AAA: Senior pedestrian deaths up 95 percent in Virginia in 2019
The top season why, according to an analysis conducted by AAA of numbers from the Virginia DMV: not crossing the street at an intersection.
This was the cause of death last week of 91-year-old Hollywood actor Orson Bean, who was struck and killed as he attempted to cross Venice Boulevard in Los Angeles.
“The huge increase in senior pedestrian fatalities in Virginia is alarming. AAA reminds all seniors to cross either at intersections or clearly marked cross walks, attempt to signal drivers or make eye contact with them before stepping onto the roadway, and to wear visible clothing when walking,” said Morgan Dean, a senior specialist in public and government affairs for AAA Mid-Atlantic.
Senior pedestrian fatalities were more likely to occur in densely populated areas with 76 percent of victims in 2019 killed on urban roads. Fairfax County (6) had the highest number of senior pedestrian deaths last year.
Henrico County (4) and Arlington County (3) were number two and three on the list.
The most common times for seniors to be struck were sunset (6-9 p.m.) and sunrise (6-9 a.m.), when it can be more difficult for both drivers and senior pedestrians to see due to poor lighting or the angle of the sun.
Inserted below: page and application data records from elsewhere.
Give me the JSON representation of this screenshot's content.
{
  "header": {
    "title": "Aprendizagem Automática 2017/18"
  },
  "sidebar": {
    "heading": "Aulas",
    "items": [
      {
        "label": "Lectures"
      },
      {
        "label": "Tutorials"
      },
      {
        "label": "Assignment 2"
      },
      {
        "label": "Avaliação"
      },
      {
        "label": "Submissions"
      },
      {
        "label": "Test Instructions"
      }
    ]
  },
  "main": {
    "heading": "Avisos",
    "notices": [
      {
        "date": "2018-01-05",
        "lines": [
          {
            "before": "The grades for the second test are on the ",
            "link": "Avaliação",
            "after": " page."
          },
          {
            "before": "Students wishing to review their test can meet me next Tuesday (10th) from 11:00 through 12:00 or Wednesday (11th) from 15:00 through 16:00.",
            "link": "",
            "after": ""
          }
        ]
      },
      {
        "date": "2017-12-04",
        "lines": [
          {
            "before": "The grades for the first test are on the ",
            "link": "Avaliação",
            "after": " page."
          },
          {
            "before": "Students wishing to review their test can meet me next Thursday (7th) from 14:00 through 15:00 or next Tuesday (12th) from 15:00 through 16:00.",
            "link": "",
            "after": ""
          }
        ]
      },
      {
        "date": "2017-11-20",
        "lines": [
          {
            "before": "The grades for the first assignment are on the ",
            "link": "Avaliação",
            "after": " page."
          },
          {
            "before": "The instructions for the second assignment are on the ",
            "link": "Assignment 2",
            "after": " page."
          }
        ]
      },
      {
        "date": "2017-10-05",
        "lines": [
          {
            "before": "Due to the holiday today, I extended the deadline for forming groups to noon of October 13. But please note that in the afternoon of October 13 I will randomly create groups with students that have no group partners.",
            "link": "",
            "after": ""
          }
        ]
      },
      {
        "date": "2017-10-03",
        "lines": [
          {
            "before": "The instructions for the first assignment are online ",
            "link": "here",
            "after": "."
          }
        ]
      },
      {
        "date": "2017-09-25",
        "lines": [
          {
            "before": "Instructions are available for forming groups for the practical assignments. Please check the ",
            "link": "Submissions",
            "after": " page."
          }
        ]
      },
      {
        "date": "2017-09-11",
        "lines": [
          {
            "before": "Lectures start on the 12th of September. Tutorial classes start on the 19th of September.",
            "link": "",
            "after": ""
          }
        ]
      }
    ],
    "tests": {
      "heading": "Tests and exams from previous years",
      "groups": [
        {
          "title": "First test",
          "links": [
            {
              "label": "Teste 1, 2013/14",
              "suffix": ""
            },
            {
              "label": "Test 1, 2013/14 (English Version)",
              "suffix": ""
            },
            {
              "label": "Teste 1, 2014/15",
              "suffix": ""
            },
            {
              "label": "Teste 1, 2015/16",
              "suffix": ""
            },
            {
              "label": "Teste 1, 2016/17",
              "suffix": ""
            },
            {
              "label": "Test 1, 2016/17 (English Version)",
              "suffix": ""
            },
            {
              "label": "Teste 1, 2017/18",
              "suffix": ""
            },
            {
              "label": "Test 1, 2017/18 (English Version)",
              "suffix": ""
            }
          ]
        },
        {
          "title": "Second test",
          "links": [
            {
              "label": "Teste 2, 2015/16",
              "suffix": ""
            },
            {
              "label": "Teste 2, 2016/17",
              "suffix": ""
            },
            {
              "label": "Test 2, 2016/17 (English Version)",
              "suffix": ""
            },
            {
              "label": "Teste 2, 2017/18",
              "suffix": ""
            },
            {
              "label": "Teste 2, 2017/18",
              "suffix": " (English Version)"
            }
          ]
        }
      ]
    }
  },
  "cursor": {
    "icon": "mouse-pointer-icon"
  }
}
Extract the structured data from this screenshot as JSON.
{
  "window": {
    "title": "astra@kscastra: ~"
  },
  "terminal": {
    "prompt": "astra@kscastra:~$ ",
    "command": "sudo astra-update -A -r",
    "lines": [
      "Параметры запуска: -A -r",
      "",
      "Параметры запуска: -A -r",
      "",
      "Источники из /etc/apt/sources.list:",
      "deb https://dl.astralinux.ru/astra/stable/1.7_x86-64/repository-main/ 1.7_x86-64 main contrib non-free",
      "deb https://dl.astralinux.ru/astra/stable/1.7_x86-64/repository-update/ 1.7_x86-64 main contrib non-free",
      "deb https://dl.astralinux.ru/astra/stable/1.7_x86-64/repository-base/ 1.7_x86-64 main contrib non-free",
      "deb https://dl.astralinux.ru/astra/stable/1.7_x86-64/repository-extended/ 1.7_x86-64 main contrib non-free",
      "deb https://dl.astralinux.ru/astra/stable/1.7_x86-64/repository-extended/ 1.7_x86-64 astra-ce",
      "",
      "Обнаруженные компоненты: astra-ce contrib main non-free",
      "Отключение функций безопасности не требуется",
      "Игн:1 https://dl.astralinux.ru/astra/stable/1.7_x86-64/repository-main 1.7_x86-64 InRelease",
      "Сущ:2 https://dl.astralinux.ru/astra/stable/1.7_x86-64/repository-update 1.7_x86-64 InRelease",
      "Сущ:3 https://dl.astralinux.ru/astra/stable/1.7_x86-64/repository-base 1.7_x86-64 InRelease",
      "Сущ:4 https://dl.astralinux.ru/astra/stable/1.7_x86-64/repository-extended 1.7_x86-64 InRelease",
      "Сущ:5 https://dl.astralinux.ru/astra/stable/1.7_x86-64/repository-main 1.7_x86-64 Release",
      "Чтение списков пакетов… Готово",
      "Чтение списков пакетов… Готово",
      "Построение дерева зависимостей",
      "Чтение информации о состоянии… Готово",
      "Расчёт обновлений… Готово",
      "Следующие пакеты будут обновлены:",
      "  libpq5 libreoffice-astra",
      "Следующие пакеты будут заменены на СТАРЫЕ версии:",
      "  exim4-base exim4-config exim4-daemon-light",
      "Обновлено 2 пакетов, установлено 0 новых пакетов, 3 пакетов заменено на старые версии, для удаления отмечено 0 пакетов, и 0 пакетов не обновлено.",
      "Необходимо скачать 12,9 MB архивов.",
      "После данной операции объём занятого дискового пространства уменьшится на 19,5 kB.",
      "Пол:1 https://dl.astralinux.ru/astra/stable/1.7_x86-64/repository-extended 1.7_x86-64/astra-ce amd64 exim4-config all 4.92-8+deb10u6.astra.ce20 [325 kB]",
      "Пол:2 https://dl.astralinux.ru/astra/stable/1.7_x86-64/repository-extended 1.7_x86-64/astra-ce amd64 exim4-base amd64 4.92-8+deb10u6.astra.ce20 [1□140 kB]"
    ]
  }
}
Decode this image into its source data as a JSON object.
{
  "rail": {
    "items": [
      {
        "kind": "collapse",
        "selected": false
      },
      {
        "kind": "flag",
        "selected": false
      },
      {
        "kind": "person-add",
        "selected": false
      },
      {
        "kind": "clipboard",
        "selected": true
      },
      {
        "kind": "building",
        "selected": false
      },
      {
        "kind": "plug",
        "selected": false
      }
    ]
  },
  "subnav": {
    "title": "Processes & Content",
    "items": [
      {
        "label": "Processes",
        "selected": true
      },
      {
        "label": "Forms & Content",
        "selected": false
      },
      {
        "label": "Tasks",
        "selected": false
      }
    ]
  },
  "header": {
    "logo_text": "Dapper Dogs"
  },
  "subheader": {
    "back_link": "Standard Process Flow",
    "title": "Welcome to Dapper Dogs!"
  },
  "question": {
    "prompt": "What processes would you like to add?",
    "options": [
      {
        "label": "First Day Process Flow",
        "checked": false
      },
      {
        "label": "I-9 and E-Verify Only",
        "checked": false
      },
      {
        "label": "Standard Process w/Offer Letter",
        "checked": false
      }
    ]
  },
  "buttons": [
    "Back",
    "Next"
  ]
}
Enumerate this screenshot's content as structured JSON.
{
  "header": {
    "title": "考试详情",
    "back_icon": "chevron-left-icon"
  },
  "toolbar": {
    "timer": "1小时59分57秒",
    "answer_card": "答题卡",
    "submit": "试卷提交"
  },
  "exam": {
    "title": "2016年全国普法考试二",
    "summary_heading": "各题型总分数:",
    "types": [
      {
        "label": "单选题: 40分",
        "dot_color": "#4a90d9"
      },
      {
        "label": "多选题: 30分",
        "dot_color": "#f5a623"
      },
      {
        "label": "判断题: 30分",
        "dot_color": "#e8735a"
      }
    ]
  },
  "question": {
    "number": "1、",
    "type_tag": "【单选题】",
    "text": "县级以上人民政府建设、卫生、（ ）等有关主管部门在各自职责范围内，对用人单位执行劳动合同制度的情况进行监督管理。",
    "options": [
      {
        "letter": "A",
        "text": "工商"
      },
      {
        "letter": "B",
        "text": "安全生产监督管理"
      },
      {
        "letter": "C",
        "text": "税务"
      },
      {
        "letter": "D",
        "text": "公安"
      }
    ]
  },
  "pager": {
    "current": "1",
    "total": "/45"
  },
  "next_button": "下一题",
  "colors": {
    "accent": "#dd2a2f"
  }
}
Nearly nine out of 10 victims (84 percent) were within five miles of their homes when they were hit and killed.
“Pedestrians hit by 4,000-pound vehicles are obviously at great risk of injury or death, but seniors are even more likely to be seriously injured or killed as bodies become more frail and lose muscle mass and bone density as they age, making then more fragile over all,” Dean said.
This increase in Virginia with seniors comes just a year after one of the deadliest years in the U.S. in decades for pedestrians. According to a report from the Governors Highway Safety Association (GHSA), more than 6,200 pedestrians were killed in traffic crashes on U.S. roads in 2018. That’s the highest number of pedestrian deaths since 1990.
AAA tips for being safe while walking on the roads:
- Wear brightly colored or reflective clothing to make yourself more visible to drivers.
- Use a flashlight to make you more visible to vehicles in the dark.
- Cross at controlled crosswalks with flashing warning lights.
- If there isn’t an intersection or crosswalk, cross the road in a well-lit area.
Don’t assume a driver sees you. Signal them and make eye contact with them before you step off the curb.
DMV released the video “Eyes Meet to Cross Streets” to show how pedestrians can share the responsibility of making sure they are safe.
Preliminary numbers from DMV also show that there were 133 fatalities involving senior drivers in 2019. That’s a 6 percent increase from a year earlier. Eighty-four percent of those deadly crashes were on non-interstate roads. Forty-three percent of the crashes involved only a single vehicle. One-third of the victims (34%) were not wearing their seat belts.